Provide the number of lines of the records that include "docx", with no other content.
Data listing below:
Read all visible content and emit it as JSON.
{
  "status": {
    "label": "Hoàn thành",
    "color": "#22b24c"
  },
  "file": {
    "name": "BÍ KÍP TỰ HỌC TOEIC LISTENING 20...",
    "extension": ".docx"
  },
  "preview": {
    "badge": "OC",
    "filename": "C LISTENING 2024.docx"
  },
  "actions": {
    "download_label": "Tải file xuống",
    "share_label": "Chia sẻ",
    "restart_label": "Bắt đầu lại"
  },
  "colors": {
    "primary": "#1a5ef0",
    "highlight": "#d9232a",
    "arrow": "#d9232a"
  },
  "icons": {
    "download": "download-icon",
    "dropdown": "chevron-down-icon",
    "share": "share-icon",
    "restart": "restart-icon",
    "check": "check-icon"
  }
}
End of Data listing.
[Your response]: 2